Regardless of intent or motivation, the Garner precedent continues to serve as the foundation upon which Majority Leader power is based in the Senate today.

Today, there is one person  — elected by some voters in Kentucky — who has the power to obstruct a government of the people, by the people and for the people.

Very recently, Mitch McConnell proclaimed that no issues which he objects to would be voted on in the Senate.  He said, “So think of me as the Grim Reaper” — the guy who is going to make sure that we fully support the agenda of our current President.

Is this what the American people really want?

On Wednesday, May 29, 2019 Robert Mueller broke 2 years of silence to speak to the American public about the Special Counsel Report which bears his name.

Mueller advised Americans to read his report if we want to understand what really happened in 2016. “We chose those words carefully, and the work speaks for itself,” he said.

The pressure is on. We need to read the Mueller Report.

The Mueller Report is huge, and it is written in ‘legalese’ – well beyond the interests and/or abilities of most American adults. You want footnotes? Volume I of the Mueller Report includes about 199 pages of text, illuminated by 1,283 footnotes.  Volume II adds another 182 pages of content with almost 1,100 footnotes.  That is almost 2,400 footnotes!  Yikes!

According to the national not-for-profit organization Reading is Fundamental, 93 Million American adults read at or below the basic level needed to contribute successfully to society.

I have to guess that the majority of these 93 Million American adults lack the motivation — and the skills — needed to read, comprehend and analyze the contents of the Mueller Report.

I’m retired and I have plenty of discretionary time.  I have read significant portions of the Mueller Report.  It is not an easy task.

Yet, I discovered that Volume I provides a powerful and comprehensive look at the events and evidence related to foreign election interference.

Volume II documents a number of actions directly or indirectly initiated by Donald Trump intended to impede or obstruct the FBI investigation into foreign election interference, and further actions intended to obstruct the Special Counsel investigation.

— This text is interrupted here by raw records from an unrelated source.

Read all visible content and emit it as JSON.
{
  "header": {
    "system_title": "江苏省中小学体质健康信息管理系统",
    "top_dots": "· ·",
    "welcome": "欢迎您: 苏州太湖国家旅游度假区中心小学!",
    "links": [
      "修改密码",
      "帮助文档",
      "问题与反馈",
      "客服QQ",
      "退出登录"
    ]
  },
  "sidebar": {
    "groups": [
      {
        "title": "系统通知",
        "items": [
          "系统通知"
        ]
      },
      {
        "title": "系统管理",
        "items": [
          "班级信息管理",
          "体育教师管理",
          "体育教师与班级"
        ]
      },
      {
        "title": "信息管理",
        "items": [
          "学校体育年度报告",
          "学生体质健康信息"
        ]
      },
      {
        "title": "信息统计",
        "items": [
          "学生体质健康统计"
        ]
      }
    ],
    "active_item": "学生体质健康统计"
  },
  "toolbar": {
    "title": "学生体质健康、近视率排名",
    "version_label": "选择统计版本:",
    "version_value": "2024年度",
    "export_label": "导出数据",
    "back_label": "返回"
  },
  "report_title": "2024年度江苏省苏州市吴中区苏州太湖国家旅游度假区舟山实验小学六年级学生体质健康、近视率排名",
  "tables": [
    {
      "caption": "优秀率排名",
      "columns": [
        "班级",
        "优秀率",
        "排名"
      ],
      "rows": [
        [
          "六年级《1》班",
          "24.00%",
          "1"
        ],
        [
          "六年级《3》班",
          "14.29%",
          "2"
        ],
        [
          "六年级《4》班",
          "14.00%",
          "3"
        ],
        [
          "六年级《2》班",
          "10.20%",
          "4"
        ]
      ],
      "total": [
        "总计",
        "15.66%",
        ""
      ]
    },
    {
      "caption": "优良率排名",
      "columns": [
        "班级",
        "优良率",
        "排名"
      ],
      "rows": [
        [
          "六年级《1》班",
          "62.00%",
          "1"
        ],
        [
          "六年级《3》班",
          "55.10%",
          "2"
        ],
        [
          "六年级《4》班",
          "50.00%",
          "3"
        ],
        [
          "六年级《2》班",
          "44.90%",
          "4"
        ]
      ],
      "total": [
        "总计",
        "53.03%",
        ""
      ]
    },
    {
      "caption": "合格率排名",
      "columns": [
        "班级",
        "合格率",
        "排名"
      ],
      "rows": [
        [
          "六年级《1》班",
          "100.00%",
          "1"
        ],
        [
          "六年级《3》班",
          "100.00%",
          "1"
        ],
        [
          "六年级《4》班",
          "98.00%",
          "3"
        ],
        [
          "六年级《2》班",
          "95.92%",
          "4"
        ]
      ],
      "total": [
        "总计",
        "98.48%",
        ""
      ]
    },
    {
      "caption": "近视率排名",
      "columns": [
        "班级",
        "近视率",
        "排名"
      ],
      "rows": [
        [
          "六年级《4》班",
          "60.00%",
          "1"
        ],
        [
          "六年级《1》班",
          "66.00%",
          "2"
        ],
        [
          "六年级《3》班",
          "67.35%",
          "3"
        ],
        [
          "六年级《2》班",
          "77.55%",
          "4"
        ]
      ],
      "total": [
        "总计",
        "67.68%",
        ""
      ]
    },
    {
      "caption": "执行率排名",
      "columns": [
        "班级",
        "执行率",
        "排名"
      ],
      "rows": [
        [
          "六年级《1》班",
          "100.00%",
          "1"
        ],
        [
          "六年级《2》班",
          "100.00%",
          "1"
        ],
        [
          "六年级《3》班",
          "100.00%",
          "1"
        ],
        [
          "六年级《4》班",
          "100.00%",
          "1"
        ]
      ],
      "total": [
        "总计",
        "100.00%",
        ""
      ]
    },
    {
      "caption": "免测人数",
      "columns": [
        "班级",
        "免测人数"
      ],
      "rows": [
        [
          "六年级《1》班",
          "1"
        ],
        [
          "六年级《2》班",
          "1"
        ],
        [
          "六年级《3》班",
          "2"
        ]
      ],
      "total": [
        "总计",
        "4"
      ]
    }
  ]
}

I predict that the Mueller Report will become a significant historical document for U.S. history scholars.

As it stands, it is just too academic and complex to become a widely-read, popularly acclaimed explanation of current events for most American adults.

Thankfully, all is not lost!

In its May 29, 2019 issue, The Atlantic published a synopsis penned by David Frum which helps bridge the gap between legalese and the typical American adult’s willingness and ability to read, comprehend and understand the conclusions reached by Mueller and his team.

I encourage you to make the time to read Frum’s article.

https://www.theatlantic.com/ideas/archive/2019/05/mueller/590467/?fbclid=IwAR0ACFoJqo0UmmdOg0YXQt3ajGqeZ4XC2hEsIPRalVb6Ycoi8-P6hJbO9-0